Northern corn leaf blight: Risk factors and management
Currently, there has been no report of Northern Corn Leaf Blight (NCLB) in Arkansas, but unusually cooler weather conditions and frequent rains have been favorable for this disease. Therefore, it is a good time to review risk factors for disease development and management options, if necessary.
NCLB is caused by a fungus, Exserohilum turcicum, which can also infect sorghum, Johnson grass and Sudan grasses. Leaf lesions are large (2 to 4 in.) gray green in color and cigar-shaped. The fungus overwinters on corn stalk stubble, thus NCLB most commonly occurs in fields with minimum tillage and continuous corn production practices. When conditions are favorable, the pathogen produces spores (conidia) that are dispersed onto nearby plants or disseminated by wind to another field.
Early detection is beneficial to determine management options and scouting high-risk fields increases the likelihood of early detection. A high-risk field would have three main components: A history of disease, a highly susceptible or susceptible hybrid, and corn stubble from the previous cropping season.
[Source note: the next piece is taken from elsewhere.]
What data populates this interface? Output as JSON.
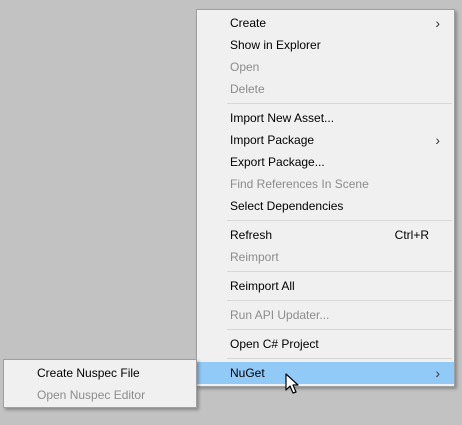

A low-risk field would be planted in a resistant hybrid along with pathogen-reducing tillage and rotation practices.
Though host plant resistance is the most economical way to manage NCLB, a few fields are planted each year with a highly susceptible hybrid. Fungicides are beneficial on susceptible hybrids because they are frequently the only option for disease control. Fungicides do add additional cost to production, which should be considered when making a fungicide application for NCLB management. Most frequently, fungicides are applied at VT/R1 because leaf loss at these stages of growth contributes to a higher yield loss. Automatic fungicide applications at VT/R1 are NOT recommended in the absence of yield-limiting diseases because of additional production cost and risk of selecting fungicide-resistant strains of NCLB. Additionally, and maybe more importantly, is the potential risk of needing a 2nd fungicide to finish the season, which again adds to total production costs. For the past few seasons, southern rust has arrived later in the growing season (mid- to late-June) and given the current growth stages of corn, southern rust may be a serious threat in some fields. Therefore, deciding when to make a fungicide application should be based on managing yield-limiting diseases present and risk of southern rust, rather than growth stages alone. Common rust is not considered a yield-limiting disease but can be found in almost all corn fields in the state.